By Cathy Nelson
HOT SPRINGS – An ordinance declaring that uranium mining is an unlawful nuisance will appear on the general election ballot on Nov.8, following action by the Fall River County Board of Commissioners on Thursday, Aug. 11, when they met in a special meeting to vote on whether to allow it to be placed on the November ballot.
The matter came before the commission after a group of Fall River County citizens circulated a petition and gathered 448 valid signatures, then presented it to the auditor.
The board’s action was done in accordance with South Dakota Codified Law 7-18A-13, which states, in part, “The board shall enact the proposed ordinance or resolution and shall submit it to a vote of the voters in the manner prescribed for a referendum within sixty days after the final enactment. However, if the petition is filed within three months prior to the primary or general election, the ordinance or resolution may be submitted at the primary or general election.”
The meeting began with Chairman Joe Falkenburg telling the audience, of about 25 people, that the purpose of the meeting was not to discuss the “pros and cons of uranium mining, but we’re here to discuss the presenting of a petition and what we as commissioners can do.” He then asked States’ Attorney Lance Russell, who is the county’s legal representative, to give information about the commission’s power to act on the petition.
Russell said that the Eighth Circuit Court of Appeals within the last couple of days had withheld the permit for PowerTech in Edgemont. “It makes it very important that we do things very deliberately as it relates to this, because they have an interest that supersedes all of state law on the matter,” he said, “because it has something to do not only about state law, but it has to do with federal law.”
He quoted additional laws that refer to the power of the county board in relation to the mining initiatives and permits. He told the commissioners that they do not have the authority to pass the ordinance. He said the county board could face a lawsuit by putting it on the ballot.
Attorney Jim Sword, who was in the audience and had created the petition, responded to Russell’s comments. “There’s nothing in the ordinance that mentions anything about permits,” he said. “The law says ‘you shall put it on the ballot.’”
“Put it on the ballot, let the people vote.” Sword said, “Take it up with the court after it passes. If the people vote it down, then the courts don’t have to deal with it.”
Next to speak was Attorney Richard Williams with the Rapid City law firm of Gunderson, Palmer, Nelson and Ashmore, who was representing Powertech, quoted SDCL 21-10-2, that deals with nuisances at the state level. Once it gets permitted by the state it cannot be deemed a nuisance.
Sword said there is power at the county level to deal with nuisance permits.
Russell agreed with Williams saying the county does not have the authority to issue a permit. “If we were to put this on a ballot we will subject ourselves to a lawsuit,” he said.
From the audience John Davis said, “We the people, rule.” He asked Russell if he has any personal interest in the issue, and Russell responded that he did not, that he was advising the commission board.
Commissioner Joe Allen said “I think we’re obligated to the law.

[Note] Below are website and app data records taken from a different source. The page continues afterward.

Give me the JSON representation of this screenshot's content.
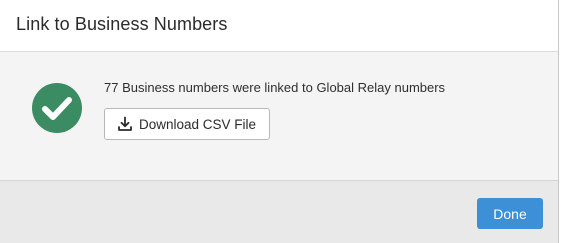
{
  "dialog": {
    "title": "Link to Business Numbers"
  },
  "result": {
    "status_icon": "check-circle-icon",
    "status_color": "#3b8c62",
    "message": "77 Business numbers were linked to Global Relay numbers"
  },
  "download_button": {
    "icon": "download-icon",
    "label": "Download CSV File"
  },
  "footer": {
    "done_label": "Done",
    "done_color": "#3d8fd6"
  }
}
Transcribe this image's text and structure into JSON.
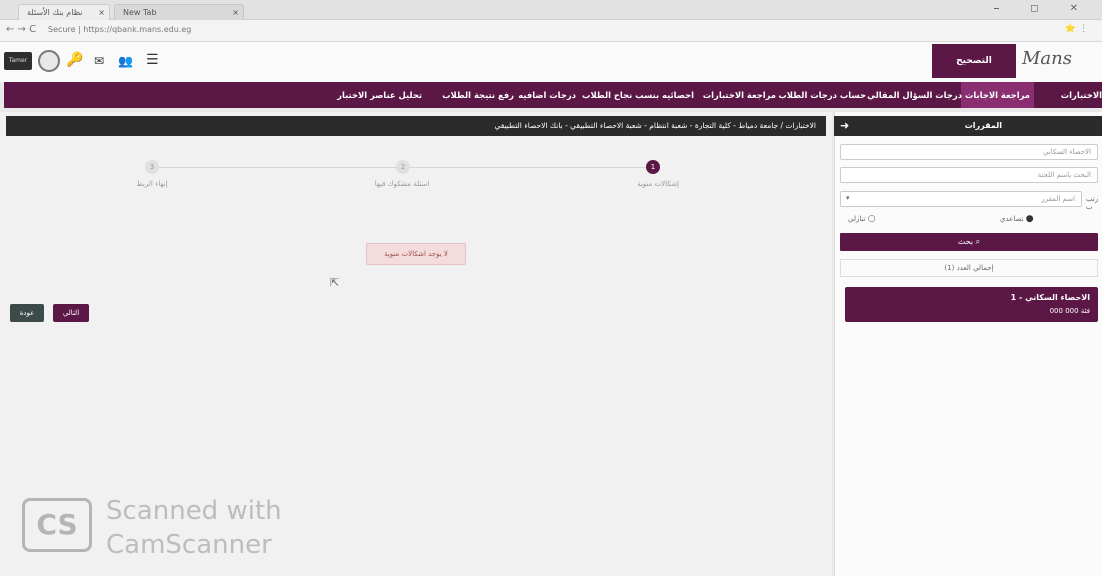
{
  "browser": {
    "tabs": [
      {
        "label": "نظام بنك الأسئلة"
      },
      {
        "label": "New Tab"
      }
    ],
    "url": "Secure | https://qbank.mans.edu.eg",
    "window_controls": "⎯ ◻ ✕"
  },
  "header": {
    "login_label": "Tamer",
    "brand_label": "التصحيح الالكترونى",
    "logo_text": "Mans"
  },
  "main_nav": {
    "items": [
      {
        "label": "الاختبارات"
      },
      {
        "label": "مراجعة الاجابات"
      },
      {
        "label": "درجات السؤال المقالي"
      },
      {
        "label": "حساب درجات الطلاب"
      },
      {
        "label": "مراجعة الاختبارات"
      },
      {
        "label": "احصائيه بنسب نجاح الطلاب"
      },
      {
        "label": "درجات اضافيه"
      },
      {
        "label": "رفع نتيجة الطلاب"
      },
      {
        "label": "تحليل عناصر الاختبار"
      }
    ]
  },
  "sidebar": {
    "title": "المقررات",
    "inputs": [
      {
        "placeholder": "الاحصاء السكاني"
      },
      {
        "placeholder": "البحث باسم اللجنة"
      }
    ],
    "sort_label": "رتب ب",
    "sort_value": "اسم المقرر",
    "radio_options": [
      {
        "label": "تصاعدي"
      },
      {
        "label": "تنازلي"
      }
    ],
    "search_button": "بحث",
    "total_count": "إجمالي العدد (1)",
    "result": {
      "title": "1 - الاحصاء السكاني",
      "subtitle": "فئة 000 000"
    }
  },
  "main": {
    "breadcrumb": "الاختبارات / جامعة دمياط - كلية التجارة - شعبة انتظام - شعبة الاحصاء التطبيقي - بانك الاحصاء التطبيقي",
    "steps": [
      {
        "number": "1",
        "label": "إشكالات منوية"
      },
      {
        "number": "2",
        "label": "اسئلة مشكوك فيها"
      },
      {
        "number": "3",
        "label": "إنهاء الربط"
      }
    ],
    "alert": "لا يوجد اشكالات منوية",
    "next_button": "التالي",
    "back_button": "عودة"
  },
  "watermark": {
    "logo": "CS",
    "line1": "Scanned with",
    "line2": "CamScanner"
  },
  "colors": {
    "brand": "#5b1846",
    "brand_active": "#8a2e72",
    "dark_bar": "#2b2b2b"
  }
}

We had 448 people sign this petition. The petitioners went out in good faith and brought that to us, and it’s our job to put it on the ballot and let the courts fight it out after that. Our job today is to put it on the ballot.”
State Representative Trish Ladner said, “I talked with the Secretary of State’s Office this morning. It’s everybody’s right to gather signatures and to submit the signatures and language to the auditor. The auditor then presents it to the commissioners for approval, and the state’s attorney supplies the language.”
“It’s the scope of what we need to do today,” Ladner said. “The signatures are in, the petition can be submitted tomorrow, and it’s the commissioners’ duty whether it is on the ballot. It’s alright to have it on the ballot, according to the Secretary of State.”
Commissioner Deb Russell said, “It doesn’t hurt for the people to vote, but it will hurt when it gets smacked down, and that’s probably coming. I’m not against us putting it on the ballot.”
Commissioner Heath Greenough, “It’s probably good for the people to have a voice, but I’m going to have trouble not taking our legal representative’s advice. We’re caught in the middle.”
“The state regulates this,” said Mark Hollenbeck of Edgemont, a Powertech official. “We’ve had public hearings ad nauseum. Everybody’s had their opportunity at numerous public hearings. The system is working, and some people don’t like the answer, so now they go to the county.”
Another member from the audience, Reno Red Cloud with the Oglala Sioux Tribe, stood and said as a representative of the tribe he supports the nuisance petition.
State’s Attorney Russell, said, “If the county puts it on the ballot, and it gets voted down, then there’s nothing to fight about. There’s a duty in the statute to place it on the ballot. The underlying issue is, do we have the authority to do this? It is the board’s decision to place it on the ballot.”
After about half an hour of discussion, the commission voted four to one to place the ordinance on the ballot. Commissioner Greenough voted ‘no.’
The following is how the ordinance that will appear on the ballot.
Initiated Measure: The initiated measure would make uranium mining an unlawful nuisance in Fall River County. Vote yes to adopt the initiated measure. Vote no to leave the law as it is.